─── Record set

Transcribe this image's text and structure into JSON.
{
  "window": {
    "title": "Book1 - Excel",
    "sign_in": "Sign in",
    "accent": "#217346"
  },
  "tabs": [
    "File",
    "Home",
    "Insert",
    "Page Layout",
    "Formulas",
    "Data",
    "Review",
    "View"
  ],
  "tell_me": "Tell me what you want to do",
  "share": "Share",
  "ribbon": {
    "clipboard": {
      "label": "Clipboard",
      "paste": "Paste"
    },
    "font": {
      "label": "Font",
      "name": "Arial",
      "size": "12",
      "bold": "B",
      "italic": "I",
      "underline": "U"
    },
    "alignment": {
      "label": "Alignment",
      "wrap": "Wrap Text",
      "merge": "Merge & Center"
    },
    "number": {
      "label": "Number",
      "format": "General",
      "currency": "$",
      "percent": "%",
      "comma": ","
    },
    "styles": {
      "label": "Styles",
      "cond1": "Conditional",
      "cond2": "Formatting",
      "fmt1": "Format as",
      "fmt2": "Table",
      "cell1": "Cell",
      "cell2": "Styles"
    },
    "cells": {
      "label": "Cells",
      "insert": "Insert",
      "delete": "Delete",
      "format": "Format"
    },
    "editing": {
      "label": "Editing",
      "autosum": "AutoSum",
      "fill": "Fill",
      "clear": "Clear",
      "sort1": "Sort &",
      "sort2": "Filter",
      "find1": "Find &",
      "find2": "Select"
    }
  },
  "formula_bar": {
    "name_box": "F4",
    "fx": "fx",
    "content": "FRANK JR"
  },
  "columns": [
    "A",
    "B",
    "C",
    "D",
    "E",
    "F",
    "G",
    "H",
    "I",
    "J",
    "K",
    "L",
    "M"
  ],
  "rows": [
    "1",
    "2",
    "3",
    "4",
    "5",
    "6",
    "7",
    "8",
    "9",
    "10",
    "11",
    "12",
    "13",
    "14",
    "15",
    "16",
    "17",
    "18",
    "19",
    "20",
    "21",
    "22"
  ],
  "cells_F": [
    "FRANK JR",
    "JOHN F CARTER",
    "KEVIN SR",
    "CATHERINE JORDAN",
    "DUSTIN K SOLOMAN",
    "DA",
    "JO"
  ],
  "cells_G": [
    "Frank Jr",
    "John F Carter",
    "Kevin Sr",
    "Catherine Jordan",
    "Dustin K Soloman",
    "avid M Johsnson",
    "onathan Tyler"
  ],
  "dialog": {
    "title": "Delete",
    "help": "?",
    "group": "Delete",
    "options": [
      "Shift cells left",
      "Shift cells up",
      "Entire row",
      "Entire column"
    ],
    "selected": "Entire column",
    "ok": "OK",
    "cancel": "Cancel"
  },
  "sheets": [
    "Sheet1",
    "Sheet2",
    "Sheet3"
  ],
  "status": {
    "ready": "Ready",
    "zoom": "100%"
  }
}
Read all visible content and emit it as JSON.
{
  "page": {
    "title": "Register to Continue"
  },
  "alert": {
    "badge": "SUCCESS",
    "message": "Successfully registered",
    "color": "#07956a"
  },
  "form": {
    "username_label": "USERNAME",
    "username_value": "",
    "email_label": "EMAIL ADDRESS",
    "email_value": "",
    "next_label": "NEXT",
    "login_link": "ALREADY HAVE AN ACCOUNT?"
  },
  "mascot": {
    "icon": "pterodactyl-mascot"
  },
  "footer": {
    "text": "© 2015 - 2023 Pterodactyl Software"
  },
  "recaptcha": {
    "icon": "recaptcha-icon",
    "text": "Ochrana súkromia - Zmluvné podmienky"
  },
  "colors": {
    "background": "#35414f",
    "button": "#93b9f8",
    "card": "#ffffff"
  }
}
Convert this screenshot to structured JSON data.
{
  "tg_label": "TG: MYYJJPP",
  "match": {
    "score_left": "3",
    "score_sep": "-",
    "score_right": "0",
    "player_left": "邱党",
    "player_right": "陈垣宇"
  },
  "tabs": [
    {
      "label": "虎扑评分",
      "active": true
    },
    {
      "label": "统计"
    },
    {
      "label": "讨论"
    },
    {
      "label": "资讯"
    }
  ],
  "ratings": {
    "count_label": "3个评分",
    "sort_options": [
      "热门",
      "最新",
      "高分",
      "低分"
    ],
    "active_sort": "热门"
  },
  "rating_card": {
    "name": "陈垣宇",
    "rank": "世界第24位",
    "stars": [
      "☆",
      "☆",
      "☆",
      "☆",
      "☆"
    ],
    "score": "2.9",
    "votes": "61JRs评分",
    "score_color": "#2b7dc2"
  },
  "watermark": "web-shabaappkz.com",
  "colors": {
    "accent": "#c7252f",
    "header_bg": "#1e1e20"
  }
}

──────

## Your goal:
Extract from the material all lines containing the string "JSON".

## Task answer:
Transcribe this image's text and structure into JSON.
Read all visible content and emit it as JSON.
Convert this screenshot to structured JSON data.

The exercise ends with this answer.